Government proposes further stimulus in Turkey .hurriyet2008-detailbox-newslink { font-family: Arial, Helvetica, sans-serif; font-size:13px; font-weight:bold; text-decoration:none; color:#000000;} .hurriyet2008-detailbox-newslink:hover { font-family: Arial, Helvetica, sans-serif; font-size:13px; font-weight:bold; text-decoration:underline; color:#990000;} ISTANBUL - The Turkish government is planning further measures to help the weakening economy, including ways to help the struggling automotive industry, said Finance Minister Kemal Unakıtan.

"The global economic crisis has changed everything," said Unakıtan. "It is a dynamic structure.
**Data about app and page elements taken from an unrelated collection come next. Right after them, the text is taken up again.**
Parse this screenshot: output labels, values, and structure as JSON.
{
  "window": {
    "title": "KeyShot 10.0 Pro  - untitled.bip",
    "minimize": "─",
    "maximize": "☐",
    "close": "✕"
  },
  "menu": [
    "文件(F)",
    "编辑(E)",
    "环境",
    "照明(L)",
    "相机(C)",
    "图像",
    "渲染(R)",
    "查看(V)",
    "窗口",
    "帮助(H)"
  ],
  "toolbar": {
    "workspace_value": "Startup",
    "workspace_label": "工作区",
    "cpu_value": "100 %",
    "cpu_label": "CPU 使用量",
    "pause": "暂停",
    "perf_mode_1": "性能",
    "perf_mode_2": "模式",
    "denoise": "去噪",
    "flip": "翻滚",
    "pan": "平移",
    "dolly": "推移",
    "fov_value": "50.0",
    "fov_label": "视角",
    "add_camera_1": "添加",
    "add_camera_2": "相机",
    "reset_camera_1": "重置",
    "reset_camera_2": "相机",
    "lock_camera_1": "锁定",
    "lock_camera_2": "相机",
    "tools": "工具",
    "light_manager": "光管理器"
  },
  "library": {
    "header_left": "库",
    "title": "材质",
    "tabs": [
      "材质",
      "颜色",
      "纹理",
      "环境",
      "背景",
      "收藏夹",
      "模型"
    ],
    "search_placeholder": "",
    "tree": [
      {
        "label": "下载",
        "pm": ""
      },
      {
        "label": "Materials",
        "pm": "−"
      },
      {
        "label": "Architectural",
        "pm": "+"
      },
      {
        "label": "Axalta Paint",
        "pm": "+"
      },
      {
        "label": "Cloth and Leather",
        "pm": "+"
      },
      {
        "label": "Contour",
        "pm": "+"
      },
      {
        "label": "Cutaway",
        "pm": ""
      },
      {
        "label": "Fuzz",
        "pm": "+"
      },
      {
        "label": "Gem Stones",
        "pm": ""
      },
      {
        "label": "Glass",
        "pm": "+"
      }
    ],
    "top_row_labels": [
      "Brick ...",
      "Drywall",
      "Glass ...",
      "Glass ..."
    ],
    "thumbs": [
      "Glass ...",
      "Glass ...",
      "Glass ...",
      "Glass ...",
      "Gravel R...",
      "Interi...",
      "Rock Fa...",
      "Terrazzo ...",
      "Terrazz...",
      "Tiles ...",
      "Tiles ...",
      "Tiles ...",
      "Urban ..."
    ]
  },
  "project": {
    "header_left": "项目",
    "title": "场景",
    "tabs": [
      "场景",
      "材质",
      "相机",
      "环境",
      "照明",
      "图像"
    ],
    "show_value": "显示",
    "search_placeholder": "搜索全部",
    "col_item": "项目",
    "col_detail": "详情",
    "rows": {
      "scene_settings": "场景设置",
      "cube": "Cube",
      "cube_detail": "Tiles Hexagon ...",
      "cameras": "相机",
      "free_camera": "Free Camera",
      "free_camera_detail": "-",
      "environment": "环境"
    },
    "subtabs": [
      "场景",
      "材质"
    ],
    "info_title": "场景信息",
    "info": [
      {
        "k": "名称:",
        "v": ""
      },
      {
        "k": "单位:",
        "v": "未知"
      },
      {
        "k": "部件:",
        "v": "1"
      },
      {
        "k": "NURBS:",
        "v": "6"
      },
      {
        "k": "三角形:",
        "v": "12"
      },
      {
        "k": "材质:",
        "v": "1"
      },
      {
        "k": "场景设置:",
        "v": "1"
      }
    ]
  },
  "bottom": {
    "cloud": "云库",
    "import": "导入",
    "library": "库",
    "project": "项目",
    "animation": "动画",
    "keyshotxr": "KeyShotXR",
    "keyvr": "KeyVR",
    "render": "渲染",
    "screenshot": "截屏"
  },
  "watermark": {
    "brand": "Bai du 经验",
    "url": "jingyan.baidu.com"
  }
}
It shifts its image everyday," he added. "Unless there is an improvement in the global turmoil, it will be impossible to make any improvements to Turkey’s economy.

"Within this year we will hit rock bottomÉ And then slowly we will climb back up again. I expect improvements to start by the second half of the year," said Unakıtan. The Turkish government is constantly holding meetings to discuss the global turmoil’s impact on the country as well as discussing measures to be taken in order to lessen the effects of the crisis, he said. The Turkish economy, which has seen several years of strong economic growth, has been battered by the current global economic crisis, and liquidity in the emerging markets destination has also dried up, further hurting businesses.

"Turkey’s exports narrowed due to a decline in demand, which hit the automotive industry the worst, as 90 percent of exports in the industry have been directed to European countries," said Unakıtan.

Some measures will be taken to improve the status of the automotive industry, a key export industry that has already begun to shed a large amount of jobs. "We are focusing on several issues. I cannot give any further information before the issue is discussed at the Economy Coordination Council. I assume we will reveal measures within this month."

Unakıtan said apart from the automotive industry, the government also planned to help stem rising unemployment and to provide incentives to encourage mergers between companies.

As a result of discussions handled at the Economy Coordination Council, instead of enabling insurance premium discounts for companies, we have decided to provide them with "unemployment help" to retain workers, not to fire them. The help will be provided in the form of cash, not credit, Unakıtan said. No further details were provided of government plans. Unakıtan urged companies to seek alternative markets as well as focusing further on innovation projects. Benefiting from incentives, increasing quality and competitiveness are also quite important, he added.

An International Monetary Fund mission is currently in Ankara for talks on a loan agreement with Turkey to help it weather the financial crisis. Government sources told Reuters in December that Turkey wanted loans totaling around $25 billion. A previous $10 billion standby agreement with the fund expired in May, but until recently the government was reluctant to opt for another loan program.

Turkish economic growth in the third quarter was at its lowest level since 2002, at 0.5 percent, and the government has taken steps to ease the burden on borrowers, boost access to credit and stimulate economic activity.